» **DATA FOR THIS TASK**
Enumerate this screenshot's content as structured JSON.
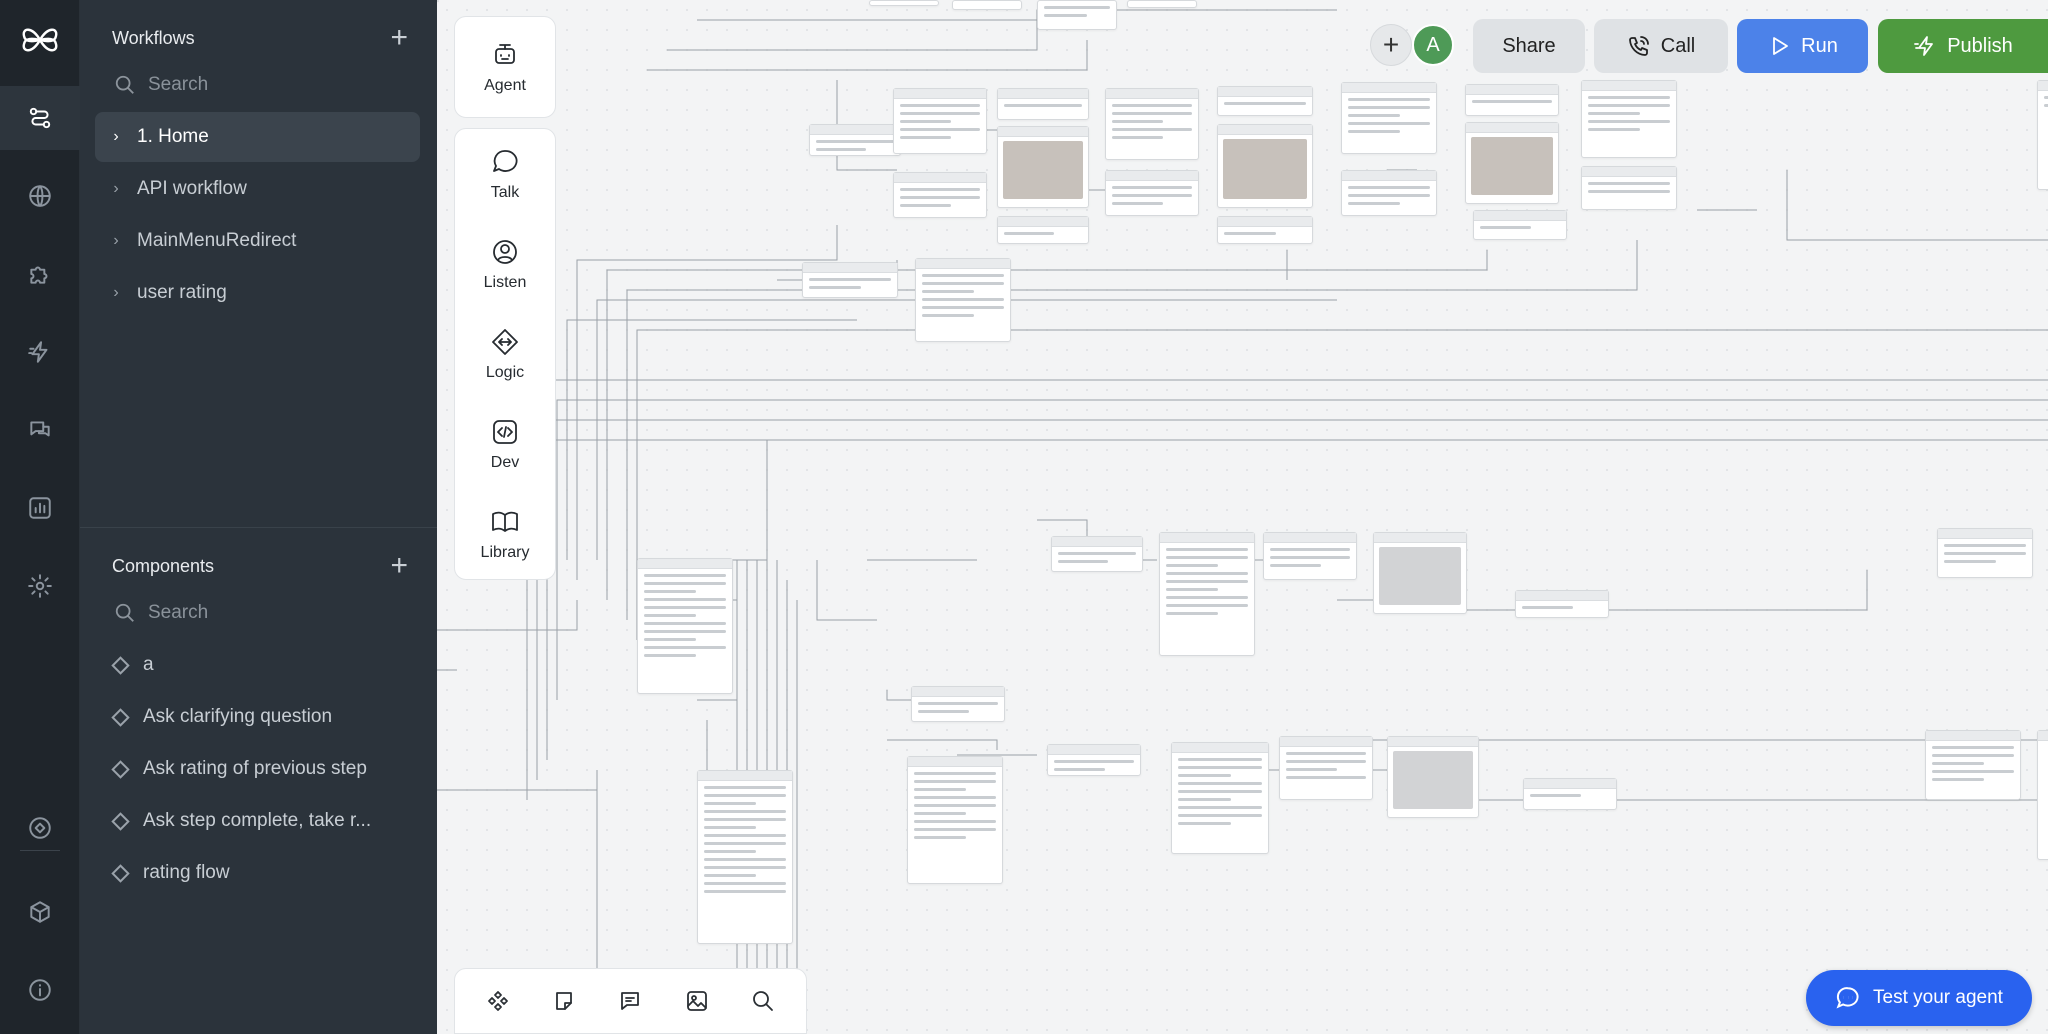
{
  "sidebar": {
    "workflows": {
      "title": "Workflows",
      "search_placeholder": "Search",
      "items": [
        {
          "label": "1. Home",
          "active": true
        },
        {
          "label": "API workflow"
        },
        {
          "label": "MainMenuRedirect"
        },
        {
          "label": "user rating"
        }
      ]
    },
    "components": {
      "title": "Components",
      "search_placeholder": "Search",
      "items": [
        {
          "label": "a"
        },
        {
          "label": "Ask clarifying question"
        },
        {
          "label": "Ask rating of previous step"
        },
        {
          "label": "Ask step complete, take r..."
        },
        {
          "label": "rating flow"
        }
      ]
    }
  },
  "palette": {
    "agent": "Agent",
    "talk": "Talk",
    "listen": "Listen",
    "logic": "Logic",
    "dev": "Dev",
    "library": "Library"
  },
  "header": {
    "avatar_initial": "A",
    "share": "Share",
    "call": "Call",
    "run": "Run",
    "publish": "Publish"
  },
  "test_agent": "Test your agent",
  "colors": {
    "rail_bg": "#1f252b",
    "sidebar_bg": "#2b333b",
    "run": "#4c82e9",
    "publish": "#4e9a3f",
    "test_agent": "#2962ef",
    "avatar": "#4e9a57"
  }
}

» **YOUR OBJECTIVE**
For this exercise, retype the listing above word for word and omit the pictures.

» **TASK SOLUTION**
Enumerate this screenshot's content as structured JSON.
{
  "sidebar": {
    "workflows": {
      "title": "Workflows",
      "search_placeholder": "Search",
      "items": [
        {
          "label": "1. Home",
          "active": true
        },
        {
          "label": "API workflow"
        },
        {
          "label": "MainMenuRedirect"
        },
        {
          "label": "user rating"
        }
      ]
    },
    "components": {
      "title": "Components",
      "search_placeholder": "Search",
      "items": [
        {
          "label": "a"
        },
        {
          "label": "Ask clarifying question"
        },
        {
          "label": "Ask rating of previous step"
        },
        {
          "label": "Ask step complete, take r..."
        },
        {
          "label": "rating flow"
        }
      ]
    }
  },
  "palette": {
    "agent": "Agent",
    "talk": "Talk",
    "listen": "Listen",
    "logic": "Logic",
    "dev": "Dev",
    "library": "Library"
  },
  "header": {
    "avatar_initial": "A",
    "share": "Share",
    "call": "Call",
    "run": "Run",
    "publish": "Publish"
  },
  "test_agent": "Test your agent",
  "colors": {
    "rail_bg": "#1f252b",
    "sidebar_bg": "#2b333b",
    "run": "#4c82e9",
    "publish": "#4e9a3f",
    "test_agent": "#2962ef",
    "avatar": "#4e9a57"
  }
}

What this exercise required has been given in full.